[Data about app and page elements]
__________
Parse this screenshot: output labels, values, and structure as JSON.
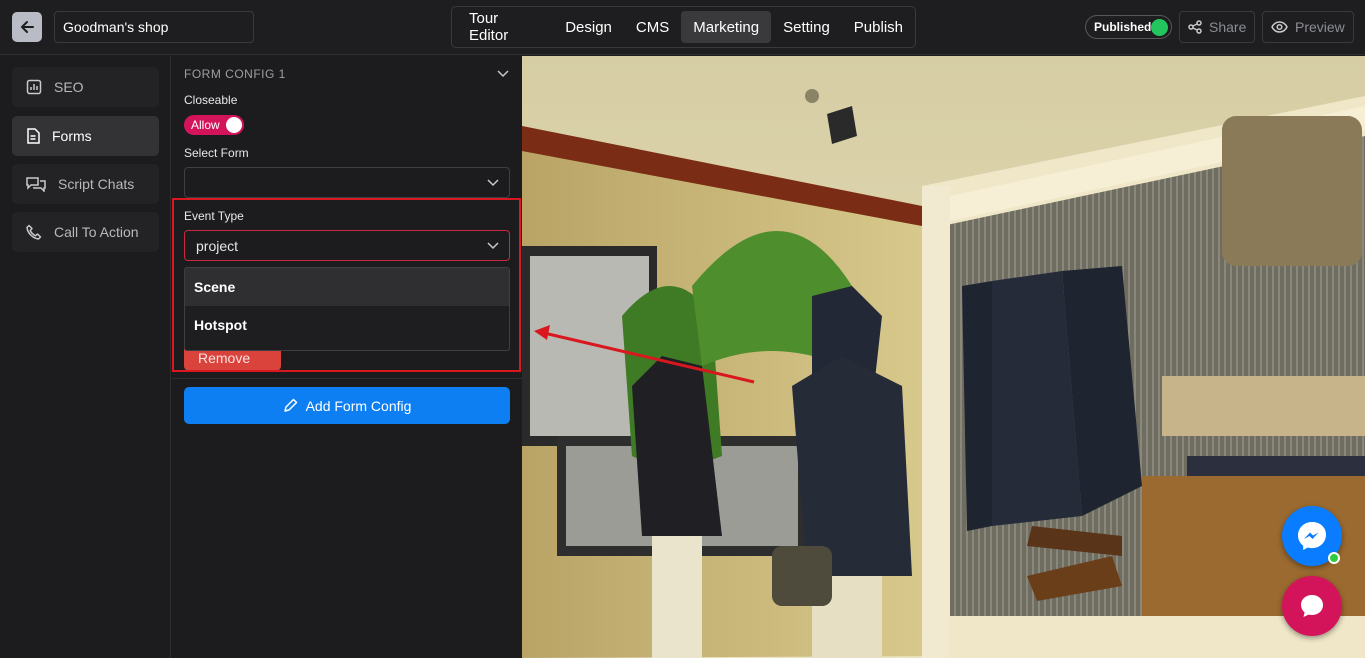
{
  "header": {
    "shop_name": "Goodman's shop",
    "nav": [
      "Tour Editor",
      "Design",
      "CMS",
      "Marketing",
      "Setting",
      "Publish"
    ],
    "active_nav": "Marketing",
    "status_label": "Published",
    "share_label": "Share",
    "preview_label": "Preview"
  },
  "sidebar": {
    "items": [
      {
        "label": "SEO",
        "icon": "chart-icon"
      },
      {
        "label": "Forms",
        "icon": "document-icon"
      },
      {
        "label": "Script Chats",
        "icon": "chat-bubbles-icon"
      },
      {
        "label": "Call To Action",
        "icon": "phone-icon"
      }
    ],
    "active": "Forms"
  },
  "form_config": {
    "title": "FORM CONFIG 1",
    "closeable_label": "Closeable",
    "closeable_toggle": "Allow",
    "select_form_label": "Select Form",
    "select_form_value": "",
    "event_type_label": "Event Type",
    "event_type_value": "project",
    "event_type_options": [
      "Scene",
      "Hotspot"
    ],
    "remove_label": "Remove",
    "add_label": "Add Form Config"
  },
  "colors": {
    "accent_blue": "#0d7ff2",
    "toggle_pink": "#d4145a",
    "highlight_red": "#d9171f",
    "published_green": "#22c55e"
  }
}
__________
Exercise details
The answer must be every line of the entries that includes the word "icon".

Reply
        "icon": "chart-icon"
        "icon": "document-icon"
        "icon": "chat-bubbles-icon"
        "icon": "phone-icon"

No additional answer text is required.